To create the most haunted with less. By limiting the users' field of view to a single door frame, I design a haunted house experience with visual and audio suspension. I use this project as an experiment to reinterpret film techniques in virtual reality. Inspired by the effective film languages of the thriller genre, I reapply them in building up this VR experience based on my passion and expertise in making live-action narrative films. Those techniques include dramatic lightings, composition, non-digestive sound effect, false alarms, etc.
I STRONGLY ENCOURAGE the audience to experience this project in a VR headset. There is no way to experience the immersive suspension and fear built into the project without a VR headset.
WINDOW AS A STAGE
I was inspired by Alfred Hitchcock's Rear Window (1954). He uses only one apartment window to tell a murder story so I use the door frame as "the stage" of the performance. For example, I design the plot where the zombie doctor walking towards the viewer. In VR, viewer's perception is in line with the perception VR provides so the audience’s perception of distance will be enlarged. As the zombie is getting closer and closer, a tension which is unique to VR is gradually built up.
The key of creating "infinite" space is to block the viewers from seeing the end of the hallway. In the level design, I design two "infinite" hallways, one closer, the other farther away from the viewer.

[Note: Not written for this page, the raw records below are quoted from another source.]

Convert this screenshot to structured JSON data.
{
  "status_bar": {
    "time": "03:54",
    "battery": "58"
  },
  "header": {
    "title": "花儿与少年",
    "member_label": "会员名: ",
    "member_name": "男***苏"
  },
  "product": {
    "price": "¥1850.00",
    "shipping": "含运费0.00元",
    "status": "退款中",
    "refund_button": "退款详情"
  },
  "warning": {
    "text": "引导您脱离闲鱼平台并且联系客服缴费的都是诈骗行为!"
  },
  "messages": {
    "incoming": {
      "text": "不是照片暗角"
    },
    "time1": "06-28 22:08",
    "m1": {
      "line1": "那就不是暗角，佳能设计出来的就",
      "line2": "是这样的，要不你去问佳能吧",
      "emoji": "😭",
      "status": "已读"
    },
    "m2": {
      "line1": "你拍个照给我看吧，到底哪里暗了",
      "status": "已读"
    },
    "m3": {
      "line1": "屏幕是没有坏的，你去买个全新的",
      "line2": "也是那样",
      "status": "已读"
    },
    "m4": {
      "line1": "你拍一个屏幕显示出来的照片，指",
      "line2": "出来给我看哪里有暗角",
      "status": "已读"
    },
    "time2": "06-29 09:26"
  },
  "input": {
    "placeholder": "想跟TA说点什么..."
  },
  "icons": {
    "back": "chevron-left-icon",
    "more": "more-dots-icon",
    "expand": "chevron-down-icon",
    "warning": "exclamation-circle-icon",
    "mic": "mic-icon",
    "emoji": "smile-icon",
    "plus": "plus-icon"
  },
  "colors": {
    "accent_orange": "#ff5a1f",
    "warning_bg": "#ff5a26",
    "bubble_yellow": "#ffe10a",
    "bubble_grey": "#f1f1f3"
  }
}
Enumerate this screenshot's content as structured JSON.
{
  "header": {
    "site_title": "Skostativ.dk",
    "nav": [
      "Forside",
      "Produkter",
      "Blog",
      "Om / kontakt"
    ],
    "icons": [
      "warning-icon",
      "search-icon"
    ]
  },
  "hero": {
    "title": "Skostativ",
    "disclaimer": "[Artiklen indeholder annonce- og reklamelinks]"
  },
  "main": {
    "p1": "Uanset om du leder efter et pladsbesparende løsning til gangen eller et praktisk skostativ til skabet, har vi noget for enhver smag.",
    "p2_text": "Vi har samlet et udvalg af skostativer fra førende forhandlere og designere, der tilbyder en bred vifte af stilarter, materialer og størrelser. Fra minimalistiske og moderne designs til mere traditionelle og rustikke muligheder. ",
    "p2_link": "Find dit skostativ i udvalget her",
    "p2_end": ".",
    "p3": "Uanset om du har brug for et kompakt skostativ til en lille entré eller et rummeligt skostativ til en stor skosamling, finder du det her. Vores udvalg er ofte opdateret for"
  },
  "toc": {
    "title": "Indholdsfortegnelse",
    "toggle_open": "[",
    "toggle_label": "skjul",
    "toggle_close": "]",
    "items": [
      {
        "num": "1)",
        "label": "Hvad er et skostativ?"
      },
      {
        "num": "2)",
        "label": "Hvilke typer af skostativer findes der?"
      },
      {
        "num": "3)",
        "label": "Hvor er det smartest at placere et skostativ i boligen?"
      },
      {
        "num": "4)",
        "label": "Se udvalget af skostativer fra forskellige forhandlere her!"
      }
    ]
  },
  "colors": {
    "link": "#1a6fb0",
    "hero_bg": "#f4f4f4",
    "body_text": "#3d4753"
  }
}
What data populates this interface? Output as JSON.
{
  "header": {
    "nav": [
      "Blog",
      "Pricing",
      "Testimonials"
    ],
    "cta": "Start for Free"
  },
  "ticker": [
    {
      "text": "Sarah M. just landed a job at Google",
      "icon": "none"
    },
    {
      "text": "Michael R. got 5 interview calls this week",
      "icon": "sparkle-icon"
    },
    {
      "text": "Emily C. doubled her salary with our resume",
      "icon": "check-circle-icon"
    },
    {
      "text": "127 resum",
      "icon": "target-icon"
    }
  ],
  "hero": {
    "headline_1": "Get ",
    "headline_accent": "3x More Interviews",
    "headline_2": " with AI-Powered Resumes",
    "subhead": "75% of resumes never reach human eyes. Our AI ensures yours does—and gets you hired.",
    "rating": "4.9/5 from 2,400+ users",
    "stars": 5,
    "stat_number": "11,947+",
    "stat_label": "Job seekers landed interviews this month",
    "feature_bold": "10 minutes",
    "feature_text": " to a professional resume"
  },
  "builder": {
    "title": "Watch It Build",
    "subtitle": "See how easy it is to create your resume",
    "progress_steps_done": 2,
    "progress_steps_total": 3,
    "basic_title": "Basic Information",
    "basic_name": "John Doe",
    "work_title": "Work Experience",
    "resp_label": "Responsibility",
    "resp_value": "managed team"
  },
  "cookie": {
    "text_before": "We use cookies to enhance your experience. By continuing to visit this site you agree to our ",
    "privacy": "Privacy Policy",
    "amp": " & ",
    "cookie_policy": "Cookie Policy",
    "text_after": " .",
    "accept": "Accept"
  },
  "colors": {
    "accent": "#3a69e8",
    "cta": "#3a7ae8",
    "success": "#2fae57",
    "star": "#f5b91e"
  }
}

The timeline is made of multiple tracks of character animations, 2D and 3D audios, and objects activation tracks. The last ones are used to create the three power down moments. You feel the most scared, when you can't see. When lights are shut in movie, you see the frame of your monitor. When lights are shut in VR, you can't see anything.